Tuesday, September 26, 2006

ships and crabs

I was watching the sky and sea from my favorite spot on the rocky point of the West Haven beach yesterday, lost in a pitiful cynicism about the future, when I was surprised by the sudden appearance of a girl in pink, maybe 9 years old, her hands held cupped together. As if we were old friends she asked if I wanted to see a crab, which of course I did. She opened her palm and a dime sized white crab crawled sideways off her finger onto mine. I'd never seen a crab so small. She told me there were hundreds of them in the ditch nearby, and she led me there, down to the water, showing me how to step without slipping.

We returned the tiny crab to the puddle she had found it in and built a house of stones and shells to hide it from the seagulls. Then we overturned rocks to find all kinds of other crabs which scrambled out over our shoes, and she identified each one in scientific detail. I'd been in that ditch dozens of times and never noticed them before.

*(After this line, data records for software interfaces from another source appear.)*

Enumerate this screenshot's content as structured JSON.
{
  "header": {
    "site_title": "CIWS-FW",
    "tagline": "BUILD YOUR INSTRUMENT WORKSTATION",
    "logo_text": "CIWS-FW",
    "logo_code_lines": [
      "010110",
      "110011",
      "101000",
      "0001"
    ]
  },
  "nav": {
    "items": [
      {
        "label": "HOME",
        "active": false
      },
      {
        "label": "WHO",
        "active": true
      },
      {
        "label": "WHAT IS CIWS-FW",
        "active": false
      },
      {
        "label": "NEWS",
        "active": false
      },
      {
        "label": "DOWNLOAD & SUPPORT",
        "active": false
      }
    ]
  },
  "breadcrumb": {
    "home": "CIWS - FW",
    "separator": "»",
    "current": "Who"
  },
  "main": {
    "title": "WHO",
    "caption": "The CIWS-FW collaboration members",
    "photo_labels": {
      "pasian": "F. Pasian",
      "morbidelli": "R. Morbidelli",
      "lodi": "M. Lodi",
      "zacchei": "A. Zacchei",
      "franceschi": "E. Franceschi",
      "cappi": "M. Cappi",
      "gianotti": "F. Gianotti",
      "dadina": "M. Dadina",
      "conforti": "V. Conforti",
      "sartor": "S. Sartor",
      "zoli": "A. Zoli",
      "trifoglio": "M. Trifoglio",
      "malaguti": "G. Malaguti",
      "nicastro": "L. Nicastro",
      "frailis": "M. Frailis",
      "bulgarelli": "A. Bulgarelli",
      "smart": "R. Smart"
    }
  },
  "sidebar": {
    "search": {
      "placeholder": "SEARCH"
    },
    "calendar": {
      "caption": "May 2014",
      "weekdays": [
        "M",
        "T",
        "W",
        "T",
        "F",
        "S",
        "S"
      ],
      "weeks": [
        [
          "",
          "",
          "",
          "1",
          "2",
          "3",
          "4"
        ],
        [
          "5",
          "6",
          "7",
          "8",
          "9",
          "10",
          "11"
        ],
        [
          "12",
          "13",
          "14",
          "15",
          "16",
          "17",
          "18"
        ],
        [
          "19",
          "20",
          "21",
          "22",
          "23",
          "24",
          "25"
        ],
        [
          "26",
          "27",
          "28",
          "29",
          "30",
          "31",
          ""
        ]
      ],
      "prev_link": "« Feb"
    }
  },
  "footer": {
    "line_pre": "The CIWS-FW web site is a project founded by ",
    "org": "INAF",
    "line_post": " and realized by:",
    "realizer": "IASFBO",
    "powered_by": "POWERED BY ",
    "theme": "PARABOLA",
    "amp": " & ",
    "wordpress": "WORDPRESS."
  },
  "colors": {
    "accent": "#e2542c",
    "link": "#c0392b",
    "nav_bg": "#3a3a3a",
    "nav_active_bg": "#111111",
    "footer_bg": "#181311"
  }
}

A man in a wheelchair above called to her. We climbed back out and I thanked her and said goodbye. She picked up a seagull feather on the ground and gave it to me, and said maybe we'd meet again in the ditch. I saw then that the man she was with had neither of his legs. He turned his wheelchair and she followed him away, looking back at me until we were out of sight of each other. She seemed more then a girl. She spoke like a 65 year old marine biology professor. She was kind and careful with me like a grandmother. I'm not really sure she wasn't a spirit, or a Bodhisattva maybe. In any case, I left feeling a pang of loss, but also great wonder, and a restored sense of peace.

I return to the ditch in hopes of finding her again. But so often we are ships that quickly pass.

8 comments:

alvina said...

This is beautiful, Linda. Thank you.

Linda S. Wingerter said...

Thanks for reading, Alvina.

Anonymous said...

so what did you figure out when thinking about the future?

Linda S. Wingerter said...

I only got as far as returning your tent, going through the boxes like I promised, and getting a motorcycle ride if I can convince someone.

Libby Koponen said...

What a beautiful post, Linda! I like the sound of that little girl -- I hope she didn't have to take care of the old man. I'm glad she had fun with you.

And it's always really fun and inspiring to meet and read about kids who are fascinated by the world around them and eager to explore it.

Linda S. Wingerter said...

I got the feeling the relationship was very mutually caring. Really something extraordinary about both of them. I am happier just knowing there are kids like this in the world. Who knows what circumstances shape people into being just so at a certain place and time, or why I was the beneficiary of such kindness.

Anonymous said...

I never read Blogs until now...This story was soo touching that it brought me to tears....There's something about the way you write that makes my mind see pictues of your stories...Beautiful!...adele

Linda S. Wingerter said...

Thanks so much Adele.